The ever-increasing population, combined with the growing trend for developers to knock down older homes and build multiple dwellings in their place, has seen added pressure placed on schools already bursting at capacity, and left many parents fearing a tightening of zones will mean their child misses out on a spot at their ideal school.
How school catchments work…
Here’s a quick rundown for the uninitiated: a school catchment is basically a boundary, within which most of the school’s students must reside. It helps to ensure all students have an equal opportunity to access public education, and makes the enrollment process smoother for schools.
While it can be possible to gain entry into a popular school if you live outside the zone, through a gifted and talented program for example, the surest guarantee of getting your child in to the school of your choice is to live within the catchment.
With private schools in Melbourne setting parents back around $30,000 per year for high school, many parents feel the money is better spent buying a property which falls within the boundary for one of Melbourne’s top public schools – some of which consistently achieve better student outcomes than their private and Catholic counterparts.
Proof of residence is required at enrolment, and sometimes throughout the child’s time at the school, meaning even young couples yet to start a family often take school zones into consideration when looking at homes.
So, what’s a good school catchment worth?
According to the Real Estate Institute of Victoria, it’s worth quite a lot!
For example, homes within the zone for South Yarra Primary School had a median house price of $2 million last year, compared to those one kilometre outside the zone, which were selling for just $1.435 million. That’s right, a whopping $565,000 cheaper!
The phenomenon isn’t unique to the inner-ring suburbs, either. In Bentleigh East, homes in the Valkstone Primary zone sold for an average of $289,000 more than homes zoned for other local schools, while in Altona a guaranteed spot at Altona Primary could at $120,000 to the value of a property.
When it comes to high schools, competition is just as fierce. Properties zoned for McKinnon Secondary College, sought-after for its excellent music program, had a median price of $1,637,500, while those in the same suburb outside the zone sold for a median of $1.39 million.
Parents: expect to pay an extra $169,000 for a home inside the Camberwell High zone, and an extra $142,500 if you’d like your kids to attend Balwyn High. Even down in Frankston, 55 kilometres from the CBD, school zones are having a dramatic impact on house prices, with homes in the zone for Frankston High selling for a median of $720,000 – that’s $100,000 more than those just outside the zone.

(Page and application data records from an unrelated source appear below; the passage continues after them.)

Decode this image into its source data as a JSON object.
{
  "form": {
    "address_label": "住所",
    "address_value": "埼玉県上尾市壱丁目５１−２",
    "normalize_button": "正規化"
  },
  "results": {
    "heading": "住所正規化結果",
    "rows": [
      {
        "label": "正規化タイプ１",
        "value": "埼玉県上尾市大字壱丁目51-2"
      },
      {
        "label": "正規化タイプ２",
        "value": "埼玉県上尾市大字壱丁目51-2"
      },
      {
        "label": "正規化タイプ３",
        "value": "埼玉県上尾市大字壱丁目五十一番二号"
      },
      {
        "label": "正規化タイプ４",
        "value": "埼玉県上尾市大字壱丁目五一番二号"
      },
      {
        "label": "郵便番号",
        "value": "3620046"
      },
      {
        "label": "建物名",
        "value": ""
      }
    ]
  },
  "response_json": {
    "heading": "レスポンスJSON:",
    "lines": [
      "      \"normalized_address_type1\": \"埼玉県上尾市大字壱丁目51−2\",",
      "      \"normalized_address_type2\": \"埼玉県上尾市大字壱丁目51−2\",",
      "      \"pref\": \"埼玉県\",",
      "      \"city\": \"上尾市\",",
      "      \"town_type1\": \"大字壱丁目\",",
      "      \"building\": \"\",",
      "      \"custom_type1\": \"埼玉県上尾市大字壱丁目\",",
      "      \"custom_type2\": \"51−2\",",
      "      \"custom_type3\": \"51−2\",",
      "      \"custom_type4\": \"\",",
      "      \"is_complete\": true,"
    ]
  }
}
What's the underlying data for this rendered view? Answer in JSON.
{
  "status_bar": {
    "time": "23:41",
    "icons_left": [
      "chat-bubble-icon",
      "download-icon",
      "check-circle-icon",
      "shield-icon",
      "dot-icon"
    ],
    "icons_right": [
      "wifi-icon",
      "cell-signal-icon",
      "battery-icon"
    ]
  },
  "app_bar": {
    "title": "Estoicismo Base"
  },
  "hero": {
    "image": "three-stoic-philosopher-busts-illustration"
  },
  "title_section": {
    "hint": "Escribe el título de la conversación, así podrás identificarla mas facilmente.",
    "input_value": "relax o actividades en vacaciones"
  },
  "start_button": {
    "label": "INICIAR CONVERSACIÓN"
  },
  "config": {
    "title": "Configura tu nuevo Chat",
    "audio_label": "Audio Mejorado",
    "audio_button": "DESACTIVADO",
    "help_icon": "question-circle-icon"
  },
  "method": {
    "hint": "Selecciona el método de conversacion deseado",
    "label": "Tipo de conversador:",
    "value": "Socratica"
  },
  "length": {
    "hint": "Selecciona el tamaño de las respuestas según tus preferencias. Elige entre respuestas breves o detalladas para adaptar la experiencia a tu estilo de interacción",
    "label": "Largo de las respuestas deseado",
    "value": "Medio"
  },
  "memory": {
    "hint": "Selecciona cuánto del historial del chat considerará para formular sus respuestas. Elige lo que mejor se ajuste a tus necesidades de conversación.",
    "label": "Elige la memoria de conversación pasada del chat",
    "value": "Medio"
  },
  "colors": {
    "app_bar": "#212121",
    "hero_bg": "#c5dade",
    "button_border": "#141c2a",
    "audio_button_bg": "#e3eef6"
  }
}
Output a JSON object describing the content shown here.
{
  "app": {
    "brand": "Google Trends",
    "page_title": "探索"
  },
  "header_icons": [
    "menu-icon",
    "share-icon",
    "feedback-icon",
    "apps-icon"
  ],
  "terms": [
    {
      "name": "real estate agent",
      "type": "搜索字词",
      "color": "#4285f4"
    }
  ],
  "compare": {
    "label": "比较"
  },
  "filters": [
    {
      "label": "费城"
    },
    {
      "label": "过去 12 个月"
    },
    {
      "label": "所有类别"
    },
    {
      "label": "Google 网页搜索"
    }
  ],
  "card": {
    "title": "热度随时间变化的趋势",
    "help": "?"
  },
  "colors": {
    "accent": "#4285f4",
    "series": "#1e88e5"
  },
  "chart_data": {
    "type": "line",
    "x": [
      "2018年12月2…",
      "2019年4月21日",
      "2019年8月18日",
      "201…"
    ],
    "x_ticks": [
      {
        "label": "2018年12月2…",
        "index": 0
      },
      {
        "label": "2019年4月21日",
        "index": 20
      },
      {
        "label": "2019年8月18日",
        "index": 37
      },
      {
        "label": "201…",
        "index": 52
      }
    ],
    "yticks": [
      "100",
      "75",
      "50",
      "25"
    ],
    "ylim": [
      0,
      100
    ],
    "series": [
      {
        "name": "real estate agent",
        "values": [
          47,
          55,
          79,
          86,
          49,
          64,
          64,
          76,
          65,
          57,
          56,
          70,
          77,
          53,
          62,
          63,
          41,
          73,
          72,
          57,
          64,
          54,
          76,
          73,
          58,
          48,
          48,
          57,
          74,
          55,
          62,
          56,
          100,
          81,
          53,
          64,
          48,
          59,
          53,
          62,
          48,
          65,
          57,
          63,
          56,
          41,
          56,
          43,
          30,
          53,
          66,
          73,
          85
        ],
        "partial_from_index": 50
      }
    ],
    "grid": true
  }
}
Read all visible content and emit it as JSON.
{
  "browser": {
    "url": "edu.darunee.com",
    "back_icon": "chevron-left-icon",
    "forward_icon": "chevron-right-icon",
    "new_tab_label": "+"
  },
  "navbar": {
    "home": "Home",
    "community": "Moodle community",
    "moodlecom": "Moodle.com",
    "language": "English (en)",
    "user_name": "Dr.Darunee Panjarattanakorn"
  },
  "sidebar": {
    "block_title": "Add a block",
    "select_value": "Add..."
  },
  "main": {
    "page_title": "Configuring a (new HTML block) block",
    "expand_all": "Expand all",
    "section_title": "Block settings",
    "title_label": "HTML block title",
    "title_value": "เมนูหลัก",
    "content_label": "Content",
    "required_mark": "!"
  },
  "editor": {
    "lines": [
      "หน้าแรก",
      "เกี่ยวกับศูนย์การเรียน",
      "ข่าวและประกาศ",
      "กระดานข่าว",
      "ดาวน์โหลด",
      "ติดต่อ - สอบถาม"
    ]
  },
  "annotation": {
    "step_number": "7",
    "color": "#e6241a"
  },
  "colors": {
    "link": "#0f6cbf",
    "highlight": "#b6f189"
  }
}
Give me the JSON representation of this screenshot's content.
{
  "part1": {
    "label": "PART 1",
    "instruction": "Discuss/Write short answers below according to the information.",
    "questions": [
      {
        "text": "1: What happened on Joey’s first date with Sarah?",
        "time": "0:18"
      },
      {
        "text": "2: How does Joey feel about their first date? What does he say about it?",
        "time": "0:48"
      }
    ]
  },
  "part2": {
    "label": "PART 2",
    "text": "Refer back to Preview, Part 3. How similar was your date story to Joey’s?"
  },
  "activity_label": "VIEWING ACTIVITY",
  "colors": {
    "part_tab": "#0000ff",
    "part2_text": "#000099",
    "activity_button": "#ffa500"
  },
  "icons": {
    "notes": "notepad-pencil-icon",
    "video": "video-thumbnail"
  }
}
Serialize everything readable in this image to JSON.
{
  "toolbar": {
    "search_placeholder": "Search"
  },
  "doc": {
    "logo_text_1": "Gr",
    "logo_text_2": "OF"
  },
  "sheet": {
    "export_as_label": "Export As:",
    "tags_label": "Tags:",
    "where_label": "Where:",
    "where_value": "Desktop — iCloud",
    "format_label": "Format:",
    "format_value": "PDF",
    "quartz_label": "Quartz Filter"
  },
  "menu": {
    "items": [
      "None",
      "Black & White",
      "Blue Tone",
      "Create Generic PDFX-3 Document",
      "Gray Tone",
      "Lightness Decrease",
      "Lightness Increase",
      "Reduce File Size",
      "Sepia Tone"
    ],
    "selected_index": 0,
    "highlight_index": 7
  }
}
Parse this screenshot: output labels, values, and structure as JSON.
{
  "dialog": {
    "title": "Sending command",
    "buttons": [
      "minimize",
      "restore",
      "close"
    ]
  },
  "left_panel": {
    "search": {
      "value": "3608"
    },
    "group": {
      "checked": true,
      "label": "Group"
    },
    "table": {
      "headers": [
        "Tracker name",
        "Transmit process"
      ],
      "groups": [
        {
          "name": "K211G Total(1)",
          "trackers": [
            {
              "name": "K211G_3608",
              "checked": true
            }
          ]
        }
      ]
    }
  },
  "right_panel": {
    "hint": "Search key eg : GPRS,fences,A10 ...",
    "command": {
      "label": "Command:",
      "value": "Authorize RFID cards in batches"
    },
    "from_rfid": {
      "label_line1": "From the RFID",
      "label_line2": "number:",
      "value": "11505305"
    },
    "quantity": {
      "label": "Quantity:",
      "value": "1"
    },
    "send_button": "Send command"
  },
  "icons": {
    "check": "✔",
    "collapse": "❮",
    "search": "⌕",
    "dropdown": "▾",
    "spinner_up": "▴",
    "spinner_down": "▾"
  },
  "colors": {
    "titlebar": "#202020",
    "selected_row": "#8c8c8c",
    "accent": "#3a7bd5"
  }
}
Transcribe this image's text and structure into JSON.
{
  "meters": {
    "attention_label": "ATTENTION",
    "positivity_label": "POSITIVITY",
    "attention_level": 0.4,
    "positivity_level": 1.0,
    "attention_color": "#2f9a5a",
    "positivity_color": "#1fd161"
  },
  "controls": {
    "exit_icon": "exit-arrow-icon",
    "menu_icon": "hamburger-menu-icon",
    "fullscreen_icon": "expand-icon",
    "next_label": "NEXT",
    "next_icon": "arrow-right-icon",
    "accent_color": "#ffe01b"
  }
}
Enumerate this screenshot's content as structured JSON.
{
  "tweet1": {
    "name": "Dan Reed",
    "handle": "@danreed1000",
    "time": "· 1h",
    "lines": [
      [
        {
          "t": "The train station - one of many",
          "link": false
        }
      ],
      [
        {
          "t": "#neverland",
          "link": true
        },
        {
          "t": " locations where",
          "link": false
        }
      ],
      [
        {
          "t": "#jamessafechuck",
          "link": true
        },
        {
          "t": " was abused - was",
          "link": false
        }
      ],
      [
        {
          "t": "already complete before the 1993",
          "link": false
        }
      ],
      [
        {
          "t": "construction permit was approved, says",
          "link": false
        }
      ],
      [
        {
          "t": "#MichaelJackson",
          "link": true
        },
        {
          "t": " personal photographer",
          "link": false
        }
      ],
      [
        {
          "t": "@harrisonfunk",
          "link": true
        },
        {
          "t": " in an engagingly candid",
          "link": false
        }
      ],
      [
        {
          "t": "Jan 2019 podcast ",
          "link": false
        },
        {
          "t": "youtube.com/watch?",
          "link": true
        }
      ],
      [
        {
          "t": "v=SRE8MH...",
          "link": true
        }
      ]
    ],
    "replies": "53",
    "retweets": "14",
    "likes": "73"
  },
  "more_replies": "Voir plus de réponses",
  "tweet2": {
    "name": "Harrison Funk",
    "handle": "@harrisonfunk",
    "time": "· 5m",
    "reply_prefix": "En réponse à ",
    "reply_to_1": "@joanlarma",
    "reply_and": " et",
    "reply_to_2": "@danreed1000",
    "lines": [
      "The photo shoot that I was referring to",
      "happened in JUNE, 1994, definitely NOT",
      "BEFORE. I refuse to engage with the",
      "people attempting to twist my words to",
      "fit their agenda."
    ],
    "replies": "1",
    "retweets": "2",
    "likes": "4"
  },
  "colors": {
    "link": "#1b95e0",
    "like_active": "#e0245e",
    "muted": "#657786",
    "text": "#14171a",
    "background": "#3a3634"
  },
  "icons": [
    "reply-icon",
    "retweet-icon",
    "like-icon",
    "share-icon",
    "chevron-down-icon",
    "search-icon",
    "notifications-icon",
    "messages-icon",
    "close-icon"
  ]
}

Perhaps the scariest thing for the parents of tomorrow is that the figures above reflect 2017 prices – so even if you’re not yet pregnant, you might want to get in quick before you’re completely priced out of the best school zones!